Harold Wayne Lovell had left his Chicago home in 1977 to try to find a construction job and had not been seen since, the Chicago Tribune reported.
But he was found in South Florida after family members contacted the Cook County sheriff's office when it reopened the Gacy case to identify eight long-unidentified victims, the Tribune said.
The sheriff's office this month said technology advances had allowed suitable DNA samples to be collected from the remains of eight unidentified male victims. And Lovell's family members contacted the sheriff's office two weeks ago to submit a genetic profile.
But instead of confirming suspicions he was one of the 33 young men and boys killed by Gacy, who was executed in 1994, the family found through a police booking photo online that he was alive, though sometimes in trouble with police, in South Florida.
Before dawn Tuesday, Lovell got off a Greyhound bus and was embraced by his sister and brother.
"I've gone from having nothing to having all this," Lovell said. "It's awesome."
He said he had left home because of differences with his mother. In Florida, he worked in shipyards, did lawn work and painting, and worked with horses.
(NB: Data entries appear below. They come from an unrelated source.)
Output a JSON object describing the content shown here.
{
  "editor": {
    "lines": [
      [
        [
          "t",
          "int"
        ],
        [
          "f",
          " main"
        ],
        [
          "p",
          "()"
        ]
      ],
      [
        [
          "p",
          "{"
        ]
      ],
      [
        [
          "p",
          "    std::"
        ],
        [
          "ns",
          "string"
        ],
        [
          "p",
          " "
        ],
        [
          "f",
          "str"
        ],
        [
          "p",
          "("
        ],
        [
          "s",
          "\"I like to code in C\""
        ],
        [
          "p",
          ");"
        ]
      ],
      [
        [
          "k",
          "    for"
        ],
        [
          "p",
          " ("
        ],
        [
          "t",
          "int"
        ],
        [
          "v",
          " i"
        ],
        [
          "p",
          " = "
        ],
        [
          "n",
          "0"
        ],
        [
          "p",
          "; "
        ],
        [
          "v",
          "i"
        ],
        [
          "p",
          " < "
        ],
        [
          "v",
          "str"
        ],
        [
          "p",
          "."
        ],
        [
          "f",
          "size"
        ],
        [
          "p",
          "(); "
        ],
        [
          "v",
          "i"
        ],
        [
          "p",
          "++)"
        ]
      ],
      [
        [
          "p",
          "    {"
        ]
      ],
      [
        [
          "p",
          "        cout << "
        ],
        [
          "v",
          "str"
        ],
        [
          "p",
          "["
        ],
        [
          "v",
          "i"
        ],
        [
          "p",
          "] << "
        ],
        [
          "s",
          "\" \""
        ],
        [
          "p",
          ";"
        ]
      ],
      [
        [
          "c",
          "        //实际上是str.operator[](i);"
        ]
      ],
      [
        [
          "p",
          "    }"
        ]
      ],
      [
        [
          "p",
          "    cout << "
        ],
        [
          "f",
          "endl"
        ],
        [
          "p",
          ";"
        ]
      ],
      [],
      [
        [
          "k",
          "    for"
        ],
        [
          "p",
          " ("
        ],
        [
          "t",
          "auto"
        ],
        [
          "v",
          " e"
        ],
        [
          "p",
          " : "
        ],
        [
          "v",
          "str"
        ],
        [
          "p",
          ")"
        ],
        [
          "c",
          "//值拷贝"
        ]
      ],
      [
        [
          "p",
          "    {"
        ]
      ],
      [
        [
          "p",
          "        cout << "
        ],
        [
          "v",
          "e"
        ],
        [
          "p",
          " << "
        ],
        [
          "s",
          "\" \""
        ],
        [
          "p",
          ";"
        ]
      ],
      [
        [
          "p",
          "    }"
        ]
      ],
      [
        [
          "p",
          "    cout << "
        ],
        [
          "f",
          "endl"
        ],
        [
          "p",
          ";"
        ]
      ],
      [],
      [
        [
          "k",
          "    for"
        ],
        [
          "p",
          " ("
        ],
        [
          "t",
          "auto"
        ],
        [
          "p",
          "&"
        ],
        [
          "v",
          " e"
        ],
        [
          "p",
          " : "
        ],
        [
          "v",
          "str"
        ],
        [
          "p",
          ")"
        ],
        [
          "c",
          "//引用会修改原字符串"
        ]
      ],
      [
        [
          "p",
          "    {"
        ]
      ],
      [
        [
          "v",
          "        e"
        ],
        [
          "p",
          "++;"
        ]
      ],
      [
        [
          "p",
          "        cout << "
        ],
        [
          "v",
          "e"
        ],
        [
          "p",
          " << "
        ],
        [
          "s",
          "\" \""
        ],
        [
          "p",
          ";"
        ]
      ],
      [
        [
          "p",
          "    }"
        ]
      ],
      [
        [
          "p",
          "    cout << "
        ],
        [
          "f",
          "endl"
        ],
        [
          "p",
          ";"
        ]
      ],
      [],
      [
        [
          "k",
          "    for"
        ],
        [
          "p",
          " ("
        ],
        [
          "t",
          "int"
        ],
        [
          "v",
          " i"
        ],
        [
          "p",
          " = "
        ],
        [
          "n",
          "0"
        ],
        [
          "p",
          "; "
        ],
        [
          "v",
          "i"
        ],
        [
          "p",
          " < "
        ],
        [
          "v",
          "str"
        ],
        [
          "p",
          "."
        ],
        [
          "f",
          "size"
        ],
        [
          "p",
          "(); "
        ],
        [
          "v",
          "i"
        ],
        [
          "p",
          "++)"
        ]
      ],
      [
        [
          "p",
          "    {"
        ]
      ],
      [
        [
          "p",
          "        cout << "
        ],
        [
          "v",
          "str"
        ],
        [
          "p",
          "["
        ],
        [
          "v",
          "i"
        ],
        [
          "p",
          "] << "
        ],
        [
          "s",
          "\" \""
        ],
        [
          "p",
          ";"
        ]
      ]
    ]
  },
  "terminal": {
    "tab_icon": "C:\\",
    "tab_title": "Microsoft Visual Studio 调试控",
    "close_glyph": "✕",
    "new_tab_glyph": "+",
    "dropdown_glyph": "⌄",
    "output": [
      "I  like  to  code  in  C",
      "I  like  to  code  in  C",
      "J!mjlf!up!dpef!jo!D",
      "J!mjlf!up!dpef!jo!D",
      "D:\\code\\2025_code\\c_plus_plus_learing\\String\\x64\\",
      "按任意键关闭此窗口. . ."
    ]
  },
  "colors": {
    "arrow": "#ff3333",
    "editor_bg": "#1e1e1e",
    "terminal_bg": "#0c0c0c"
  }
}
He said he had gotten into minor trouble with the law.
Lovell said he had returned to Chicago once to try to find his mother but she had died in 2001.
His sister, Theresa Hasselberg, said her brother looks old, but she was glad to have him home.
"After all these years, he's home," she said.